Call it the ultimate test of corporate management. Delta Galil Industries, which makes clothing for big-name brands, refusing to stop production even when Hezbollah rockets explode within half a mile.
Tzafrir Tzadik is the production manager here, helping to oversee 15,000 workers, most of whom are still on the job. Sewing, dying and packaging clothes for companies like Nike and Victoria’s Secret. When a rocket is incoming, a siren wails and every worker knows to drop what they’re doing and run to the bomb shelter.
They don’t teach this at Harvard Business School, but then Delta has already survived Israel’s rocky history. Growing to be one of the country’s biggest private employers. A symbol, some say, of Israel’s economic resilience. So, when customers like Wal-Mart or Target want to know if Delta’s shipments will be in time, it’s up to manager Esti Carmeli to answer the phone.
“We have to start talking to our customer to relax them, talk about the deliveries, and to relax that everything is going on”, said Carmeli.
Some companies in Israel have been criticized for laying off workers who do leave their jobs and travel to safer parts of the country. But Delta insists that it constantly monitors the safety of operating in a war zone.
“If all day, lets say, bombs would fall here, I’m sure we would close. We are not playing with people’s lives . . .We are afraid. We are human. But we get used to it. I’m sure if you were here for three days, you would get used to it”, said Tzafrir.

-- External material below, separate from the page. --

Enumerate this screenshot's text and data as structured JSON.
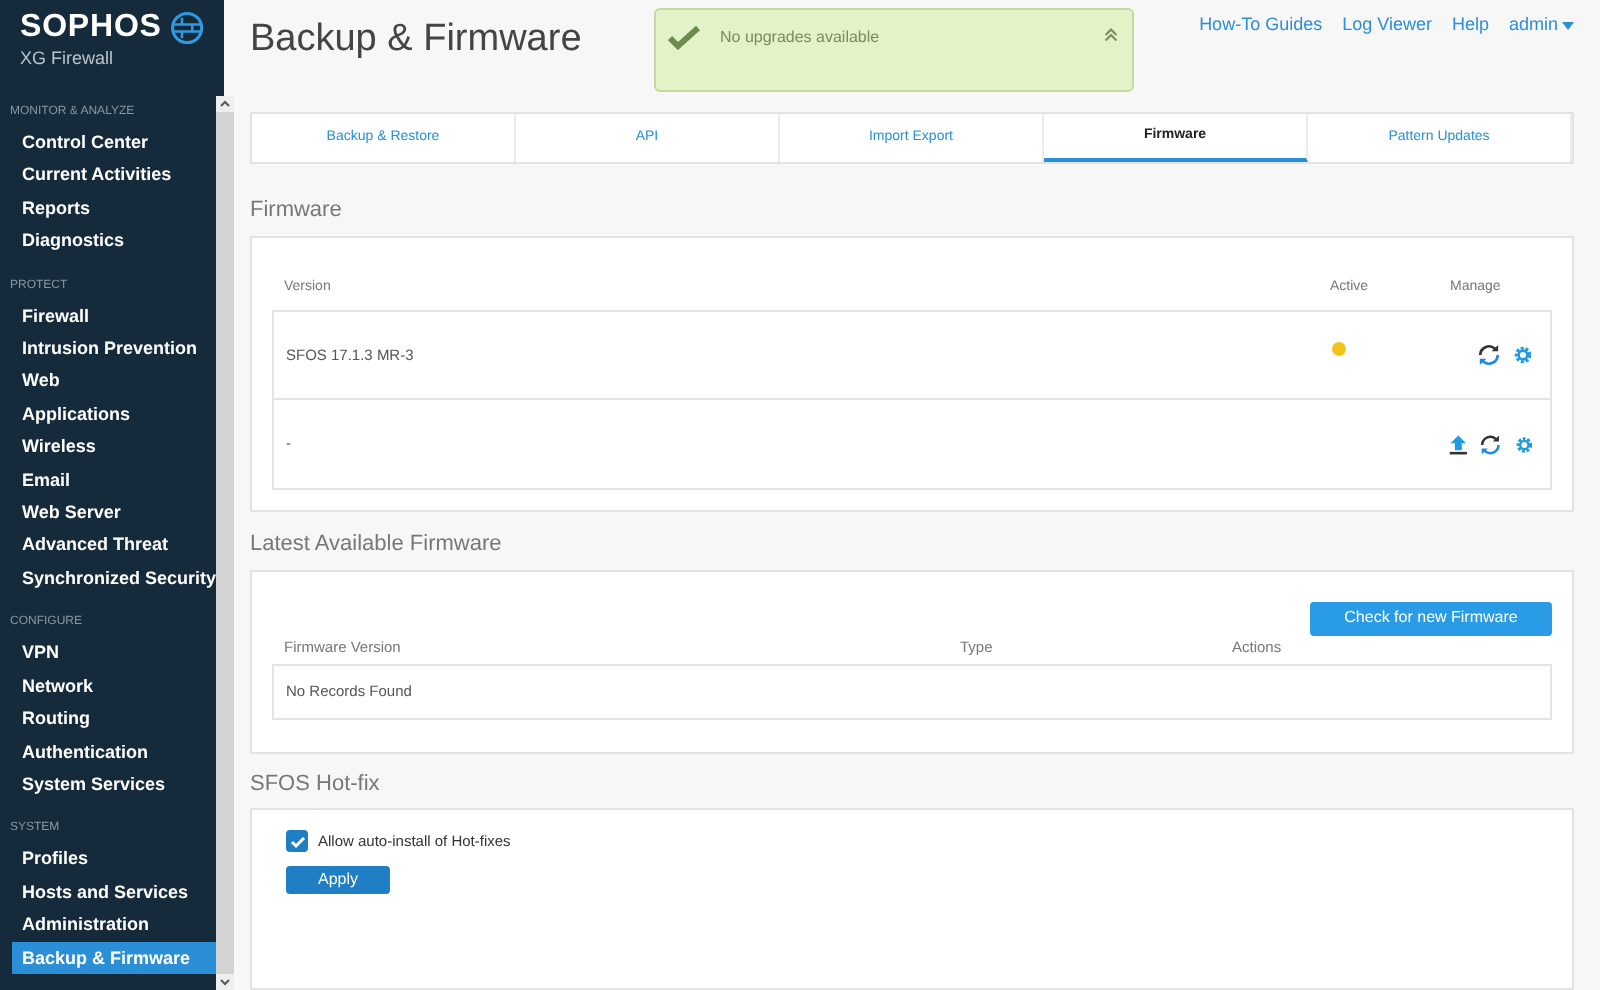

For those who work in these conditions, the motives can be money, but also faith. A belief they’re safe, no matter the threat.
The intersection of business, religion and a war.